Breast cancer survivors, especially those treated with chemotherapy, are likely to gain weight at a higher rate than women who are cancer-free, says a new research.
New York: Breast cancer survivors, especially those treated with chemotherapy, are likely to gain weight at a higher rate than women who are cancer-free, says a new research.
Data from earlier studies suggest that breast cancer survivors who gain weight may have a higher risk of having their cancer return, researchers said.
"Our study suggests that chemotherapy may be one of the factors contributing to weight gain among survivors," said Kala Visvanathan, associate professor of epidemiology at the Johns Hopkins Bloomberg School of Public Health in the US.
The results of the study that involved 303 breast cancer survivors and 307 cancer-free women appeared online in the journal Cancer Epidemiology, Biomarkers & Prevention.
The researchers found that over the course of four years, survivors gained significantly more weight -- 3.6 pounds (1.6 kg) on average -- than cancer-free women.
Among 180 survivors diagnosed with cancer during the last five years of the study period, 37 (21 percent) gained at least 11 pounds (five kg) over a four-year period compared with 35 of 307 (11 percent) of their cancer-free peers.
The weight-change findings remained the same after accounting for other factors associated with weight gain, such as increasing age, transition to menopause and level of physical activity, researchers said.

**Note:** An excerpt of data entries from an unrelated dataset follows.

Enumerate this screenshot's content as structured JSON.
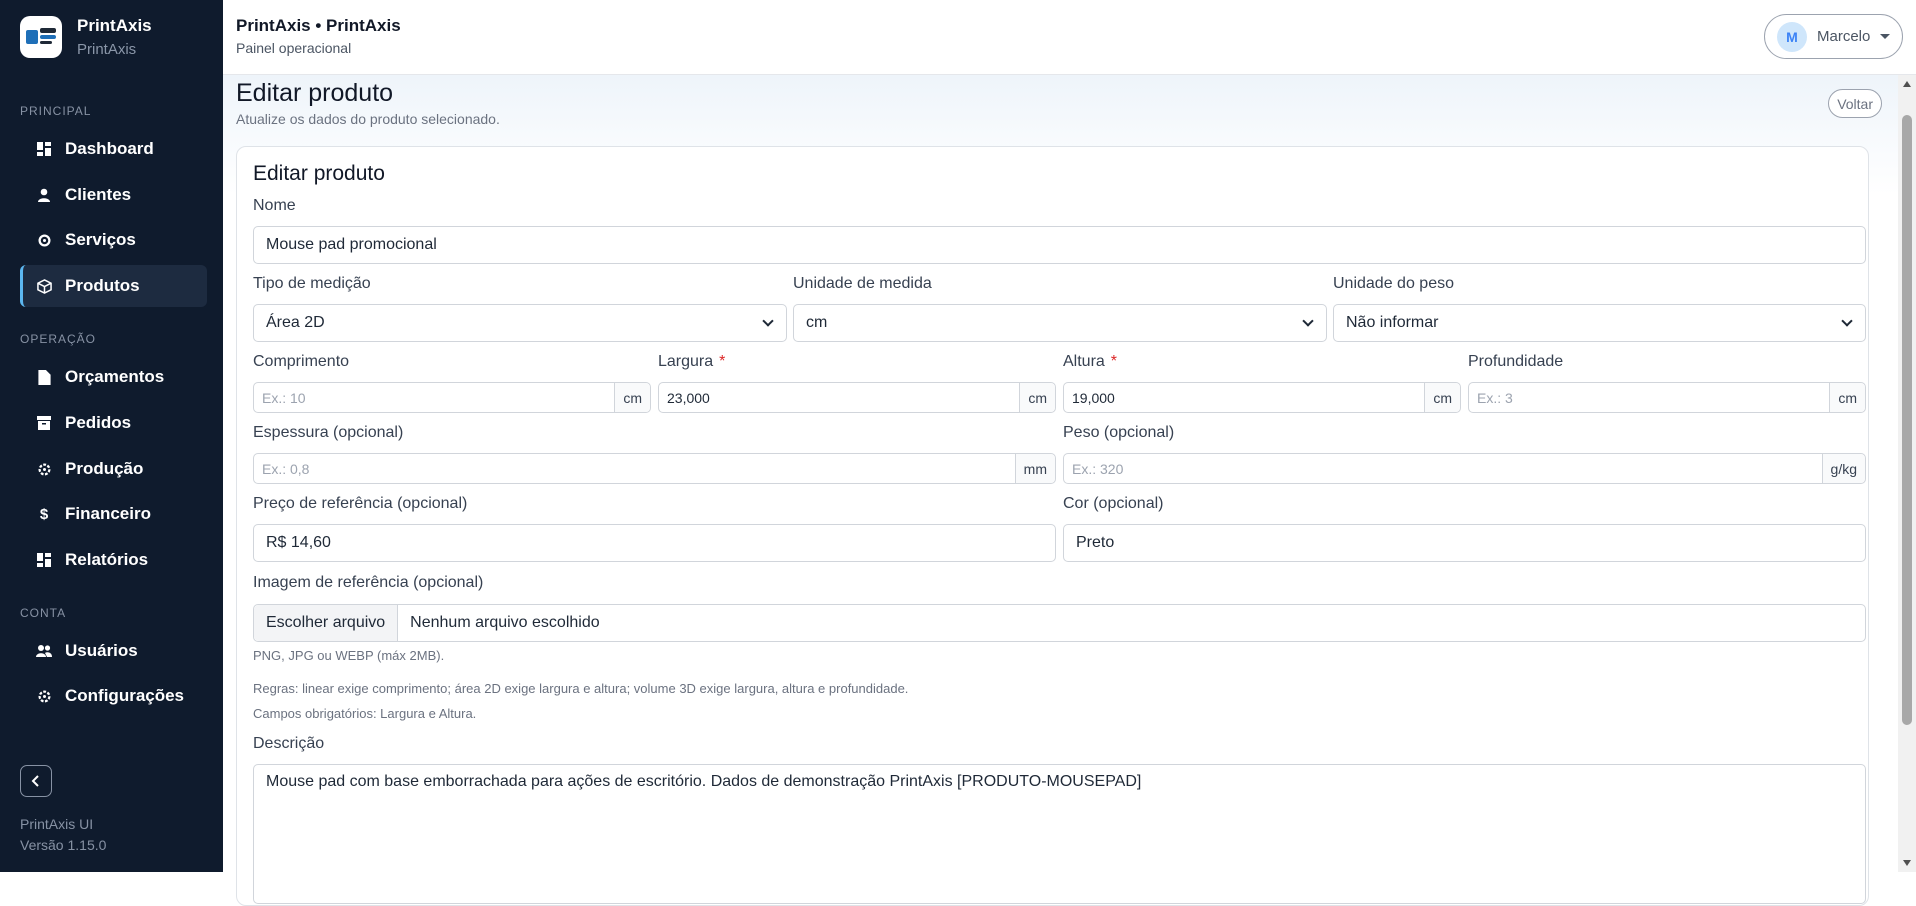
{
  "brand": {
    "title": "PrintAxis",
    "subtitle": "PrintAxis"
  },
  "sidebar": {
    "sections": [
      {
        "label": "PRINCIPAL"
      },
      {
        "label": "OPERAÇÃO"
      },
      {
        "label": "CONTA"
      }
    ],
    "items": [
      {
        "label": "Dashboard",
        "icon": "dashboard-icon"
      },
      {
        "label": "Clientes",
        "icon": "user-icon"
      },
      {
        "label": "Serviços",
        "icon": "gear-icon"
      },
      {
        "label": "Produtos",
        "icon": "box-icon",
        "active": true
      },
      {
        "label": "Orçamentos",
        "icon": "document-icon"
      },
      {
        "label": "Pedidos",
        "icon": "archive-icon"
      },
      {
        "label": "Produção",
        "icon": "gear-icon"
      },
      {
        "label": "Financeiro",
        "icon": "dollar-icon"
      },
      {
        "label": "Relatórios",
        "icon": "dashboard-icon"
      },
      {
        "label": "Usuários",
        "icon": "users-icon"
      },
      {
        "label": "Configurações",
        "icon": "gear-icon"
      }
    ],
    "footer": {
      "app": "PrintAxis UI",
      "version": "Versão 1.15.0"
    }
  },
  "header": {
    "title": "PrintAxis • PrintAxis",
    "subtitle": "Painel operacional",
    "user": {
      "initial": "M",
      "name": "Marcelo"
    }
  },
  "page": {
    "title": "Editar produto",
    "subtitle": "Atualize os dados do produto selecionado.",
    "back_label": "Voltar"
  },
  "form": {
    "card_title": "Editar produto",
    "nome": {
      "label": "Nome",
      "value": "Mouse pad promocional"
    },
    "tipo_medicao": {
      "label": "Tipo de medição",
      "value": "Área 2D"
    },
    "unidade_medida": {
      "label": "Unidade de medida",
      "value": "cm"
    },
    "unidade_peso": {
      "label": "Unidade do peso",
      "value": "Não informar"
    },
    "comprimento": {
      "label": "Comprimento",
      "placeholder": "Ex.: 10",
      "unit": "cm"
    },
    "largura": {
      "label": "Largura",
      "required": "*",
      "value": "23,000",
      "unit": "cm"
    },
    "altura": {
      "label": "Altura",
      "required": "*",
      "value": "19,000",
      "unit": "cm"
    },
    "profundidade": {
      "label": "Profundidade",
      "placeholder": "Ex.: 3",
      "unit": "cm"
    },
    "espessura": {
      "label": "Espessura (opcional)",
      "placeholder": "Ex.: 0,8",
      "unit": "mm"
    },
    "peso": {
      "label": "Peso (opcional)",
      "placeholder": "Ex.: 320",
      "unit": "g/kg"
    },
    "preco": {
      "label": "Preço de referência (opcional)",
      "value": "R$ 14,60"
    },
    "cor": {
      "label": "Cor (opcional)",
      "value": "Preto"
    },
    "imagem": {
      "label": "Imagem de referência (opcional)",
      "button": "Escolher arquivo",
      "file_name": "Nenhum arquivo escolhido",
      "hint": "PNG, JPG ou WEBP (máx 2MB)."
    },
    "rules": "Regras: linear exige comprimento; área 2D exige largura e altura; volume 3D exige largura, altura e profundidade.",
    "required_fields": "Campos obrigatórios: Largura e Altura.",
    "descricao": {
      "label": "Descrição",
      "value": "Mouse pad com base emborrachada para ações de escritório. Dados de demonstração PrintAxis [PRODUTO-MOUSEPAD]"
    }
  },
  "colors": {
    "sidebar_bg": "#0f1b2d",
    "active_item_bg": "#1d2b40",
    "accent": "#5cb7f0",
    "required": "#dc2626"
  }
}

Women who completed chemotherapy within five years of the study were twice as likely as cancer-free women to have gained at least 11 pounds during the study.